In May, the new coalition Government announced a £6.2 billion headline cut to public spending in the current year. Since £500 million is being recycled into additional spending or tax cuts, and the £704 million earmarked for devolved administrations does not have to be found until next year, the likely reduction in borrowing in 2010-11 is around £5 billion. This is less than a tenth of the fiscal repair job that Alistair Darling's March 2010 Budget forecast suggested will be needed over the next few years.
Of the £5 billion reduction in borrowing £4.8 billion is to come from reduced spending by central government on public services and their administration (Departmental Expenditure Limits, DELs). The rest is from cuts to the Child Trust Fund, offset by a small cut in business rates. This is a fall in these budgets of 1.2% relative to the level departments were told they could budget for under the previous Labour Government's plans. Labour had planned to cut these budgets by 0.5% after economy-wide inflation between 2009-10 and 2010-11: the 1.2% cut in plans for 2010-11 announced today increases this cut to 1.7%.
As promised, the new coalition Government is keeping to Labour's planned increases in spending in the NHS, MoD and overseas aid. In addition they have decided not to cut spending on schools, Sure Start and education for 16-19 year olds. Our calculations – largely based on spending figures made available from the Treasury – suggest that on average the areas of spending that have not been protected from cuts in May’s announcement will see their budgets fall by an extra 3.7%. This brings the total cut in these areas relative those planned for last year up from 4.7% to 8.2%. (An earlier version of this observation contained slightly different numbers as it was produced before any figures were made available from the Treasury).

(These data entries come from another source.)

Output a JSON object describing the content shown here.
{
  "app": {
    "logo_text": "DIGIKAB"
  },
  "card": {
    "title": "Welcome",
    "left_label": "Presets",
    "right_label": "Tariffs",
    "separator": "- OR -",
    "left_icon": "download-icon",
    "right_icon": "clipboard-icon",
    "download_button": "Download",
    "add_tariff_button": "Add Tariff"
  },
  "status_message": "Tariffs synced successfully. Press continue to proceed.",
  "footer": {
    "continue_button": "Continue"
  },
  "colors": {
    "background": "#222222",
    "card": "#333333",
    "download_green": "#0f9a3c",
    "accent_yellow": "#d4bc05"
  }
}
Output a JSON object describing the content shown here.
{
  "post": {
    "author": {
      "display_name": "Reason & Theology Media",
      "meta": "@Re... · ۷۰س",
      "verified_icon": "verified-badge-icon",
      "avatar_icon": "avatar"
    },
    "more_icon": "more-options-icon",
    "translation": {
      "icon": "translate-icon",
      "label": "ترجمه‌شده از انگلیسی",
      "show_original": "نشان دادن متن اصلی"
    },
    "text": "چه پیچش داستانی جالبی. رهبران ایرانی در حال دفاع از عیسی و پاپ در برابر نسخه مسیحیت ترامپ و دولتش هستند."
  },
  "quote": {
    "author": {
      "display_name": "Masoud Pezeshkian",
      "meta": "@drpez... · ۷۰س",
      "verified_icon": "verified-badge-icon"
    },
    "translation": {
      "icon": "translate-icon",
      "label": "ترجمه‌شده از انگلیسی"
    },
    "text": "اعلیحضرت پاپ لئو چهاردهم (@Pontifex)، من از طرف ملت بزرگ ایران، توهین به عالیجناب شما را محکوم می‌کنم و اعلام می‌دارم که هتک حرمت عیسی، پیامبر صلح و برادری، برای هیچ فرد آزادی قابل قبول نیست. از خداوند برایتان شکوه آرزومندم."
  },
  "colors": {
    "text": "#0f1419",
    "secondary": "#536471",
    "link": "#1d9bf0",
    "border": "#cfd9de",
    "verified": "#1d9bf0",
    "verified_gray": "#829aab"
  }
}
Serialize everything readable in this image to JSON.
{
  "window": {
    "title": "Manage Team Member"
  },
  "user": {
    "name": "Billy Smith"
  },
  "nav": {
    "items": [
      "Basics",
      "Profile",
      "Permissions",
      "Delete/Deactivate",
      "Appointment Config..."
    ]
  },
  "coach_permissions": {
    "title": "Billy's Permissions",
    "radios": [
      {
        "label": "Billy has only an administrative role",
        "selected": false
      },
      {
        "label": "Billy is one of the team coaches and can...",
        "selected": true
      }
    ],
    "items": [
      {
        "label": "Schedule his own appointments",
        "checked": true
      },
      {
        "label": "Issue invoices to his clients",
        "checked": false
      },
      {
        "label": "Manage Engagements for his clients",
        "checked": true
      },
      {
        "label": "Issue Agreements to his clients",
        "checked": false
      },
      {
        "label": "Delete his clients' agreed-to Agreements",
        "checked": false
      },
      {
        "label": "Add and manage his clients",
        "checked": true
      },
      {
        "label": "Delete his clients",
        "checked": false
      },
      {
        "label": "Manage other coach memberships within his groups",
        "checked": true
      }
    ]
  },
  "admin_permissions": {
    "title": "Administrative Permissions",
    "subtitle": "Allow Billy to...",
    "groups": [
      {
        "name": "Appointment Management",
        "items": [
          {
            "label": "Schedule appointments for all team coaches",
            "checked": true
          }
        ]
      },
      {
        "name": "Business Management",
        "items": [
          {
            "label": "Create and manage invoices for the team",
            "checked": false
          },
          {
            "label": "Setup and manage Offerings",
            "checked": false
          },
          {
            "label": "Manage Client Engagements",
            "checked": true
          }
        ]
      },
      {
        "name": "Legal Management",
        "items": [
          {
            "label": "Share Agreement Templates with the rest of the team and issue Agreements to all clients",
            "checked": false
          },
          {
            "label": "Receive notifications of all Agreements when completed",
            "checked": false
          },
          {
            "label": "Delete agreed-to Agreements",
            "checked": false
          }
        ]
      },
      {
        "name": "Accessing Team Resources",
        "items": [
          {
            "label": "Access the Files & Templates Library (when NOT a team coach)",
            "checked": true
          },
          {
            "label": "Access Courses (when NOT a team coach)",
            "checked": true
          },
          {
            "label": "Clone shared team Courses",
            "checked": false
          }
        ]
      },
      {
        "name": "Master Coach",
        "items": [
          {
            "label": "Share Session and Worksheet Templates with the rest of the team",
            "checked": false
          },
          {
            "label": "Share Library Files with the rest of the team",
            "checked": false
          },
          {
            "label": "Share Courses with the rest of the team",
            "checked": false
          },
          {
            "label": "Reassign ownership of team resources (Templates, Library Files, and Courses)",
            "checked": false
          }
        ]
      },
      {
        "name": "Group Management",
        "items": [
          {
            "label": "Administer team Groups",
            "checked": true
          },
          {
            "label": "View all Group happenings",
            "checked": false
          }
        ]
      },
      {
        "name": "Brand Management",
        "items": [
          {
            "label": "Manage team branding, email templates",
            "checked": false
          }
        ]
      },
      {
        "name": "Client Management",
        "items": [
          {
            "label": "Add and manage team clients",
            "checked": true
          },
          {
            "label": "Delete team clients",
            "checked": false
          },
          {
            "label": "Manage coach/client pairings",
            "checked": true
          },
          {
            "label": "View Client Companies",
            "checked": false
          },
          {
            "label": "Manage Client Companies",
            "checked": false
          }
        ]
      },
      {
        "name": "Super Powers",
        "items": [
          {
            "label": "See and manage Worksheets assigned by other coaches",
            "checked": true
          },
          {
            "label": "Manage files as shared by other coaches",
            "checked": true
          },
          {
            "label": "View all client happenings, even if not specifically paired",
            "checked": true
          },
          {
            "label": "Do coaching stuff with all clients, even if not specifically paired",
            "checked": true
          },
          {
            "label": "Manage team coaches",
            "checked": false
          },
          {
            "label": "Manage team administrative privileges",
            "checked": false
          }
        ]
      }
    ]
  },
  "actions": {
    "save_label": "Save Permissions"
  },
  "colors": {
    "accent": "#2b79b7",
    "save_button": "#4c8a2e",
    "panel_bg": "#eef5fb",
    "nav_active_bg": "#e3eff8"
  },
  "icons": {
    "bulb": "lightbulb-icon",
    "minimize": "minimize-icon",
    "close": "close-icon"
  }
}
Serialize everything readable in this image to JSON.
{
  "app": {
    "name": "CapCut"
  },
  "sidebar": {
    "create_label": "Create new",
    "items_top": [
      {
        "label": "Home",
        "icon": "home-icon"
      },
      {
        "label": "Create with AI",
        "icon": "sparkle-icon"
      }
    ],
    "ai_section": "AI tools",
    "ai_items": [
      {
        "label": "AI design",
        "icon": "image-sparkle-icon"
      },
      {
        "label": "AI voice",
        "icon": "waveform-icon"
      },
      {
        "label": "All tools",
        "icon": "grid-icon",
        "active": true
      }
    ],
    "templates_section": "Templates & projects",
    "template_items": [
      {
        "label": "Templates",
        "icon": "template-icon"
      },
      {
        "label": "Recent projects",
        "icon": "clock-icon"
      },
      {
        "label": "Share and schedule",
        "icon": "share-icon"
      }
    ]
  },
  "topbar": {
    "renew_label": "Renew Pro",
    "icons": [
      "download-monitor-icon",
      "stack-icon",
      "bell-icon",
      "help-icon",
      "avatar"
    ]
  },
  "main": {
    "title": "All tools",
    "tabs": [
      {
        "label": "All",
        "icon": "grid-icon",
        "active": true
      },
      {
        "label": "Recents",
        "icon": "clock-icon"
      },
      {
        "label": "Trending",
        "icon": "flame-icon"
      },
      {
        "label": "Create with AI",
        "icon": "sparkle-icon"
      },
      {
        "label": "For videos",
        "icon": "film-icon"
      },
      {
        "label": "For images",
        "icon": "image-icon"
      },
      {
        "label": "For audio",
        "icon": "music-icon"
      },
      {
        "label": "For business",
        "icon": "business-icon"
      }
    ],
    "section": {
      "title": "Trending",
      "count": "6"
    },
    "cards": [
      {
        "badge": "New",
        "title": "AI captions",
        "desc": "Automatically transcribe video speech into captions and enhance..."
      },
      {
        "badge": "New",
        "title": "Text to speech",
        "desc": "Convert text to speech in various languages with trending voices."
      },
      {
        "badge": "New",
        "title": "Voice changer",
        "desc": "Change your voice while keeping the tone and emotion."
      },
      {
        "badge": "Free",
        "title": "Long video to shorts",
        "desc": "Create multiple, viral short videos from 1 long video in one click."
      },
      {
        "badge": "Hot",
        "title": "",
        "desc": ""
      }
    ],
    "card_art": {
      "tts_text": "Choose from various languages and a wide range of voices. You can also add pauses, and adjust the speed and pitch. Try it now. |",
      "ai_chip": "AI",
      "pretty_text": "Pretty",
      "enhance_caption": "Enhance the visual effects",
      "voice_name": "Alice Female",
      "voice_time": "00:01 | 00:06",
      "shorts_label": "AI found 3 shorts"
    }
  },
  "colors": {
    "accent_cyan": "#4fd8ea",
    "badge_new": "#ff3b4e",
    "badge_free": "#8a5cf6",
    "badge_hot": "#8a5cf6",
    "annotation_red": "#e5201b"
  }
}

The Table below shows our estimate of the cuts to each department as a share of the previous Labour Government's plans, and the change in budget compared to last year.
||% change relative to Labour's plans for 2010-11||% real change relative to spending in 2009-10|
|Total protected DEL||0.0||+1.7|
|Total unprotected DEL||-3.7||-8.2|
|Education (not schools, Sure Start and 16-19 education)||-6.0||-6.4|
|Work and Pensions||-5.7||-5.6|
|Environment, Food and Rural Affairs||-5.6||-12.3|
|Culture, Media and Sport||-4.3||-5.4|
|Business, Innovation and Skills||-2.9||-6.5|
|Energy and Climate Change||-2.7||-2.2|
|Law Officers' Departments||-2.6||-6.8|
|Foreign and Commonwealth Office||-2.5||-7.9|
|CLG Local Government||-1.5||-1.2|
Note: Figures take account of increases in spending in the CLG Communities and the Business, Innovation and Skills departments. Chancellor's Departments ignores the cut to the Child Trust Fund.
Carl Emmerson and Robert Chote
Carl Emmerson is deputy director of the Institute for Fiscal Studies and programme director of their work on pensions, saving and public finances. He is an editor of the annual IFS Green Budget. His recent research includes analysis of the UK public finances and public spending, and also the effect of UK pension reform on inequality, retirement behaviour, labour market mobility and incentives to save. He is also a specialist advisor to the House of Commons Work and Pensions Select Committee.
Robert Chote has been Director of the Institute for Fiscal Studies since October 2002. Robert is also a member of the Finance Committee of the University of Cambridge and the Advisory Board of the UK Centre for the Measurement of Government Activity at the Office for National Statistics. He is a Governor of the National Institute for Economic and Social Research.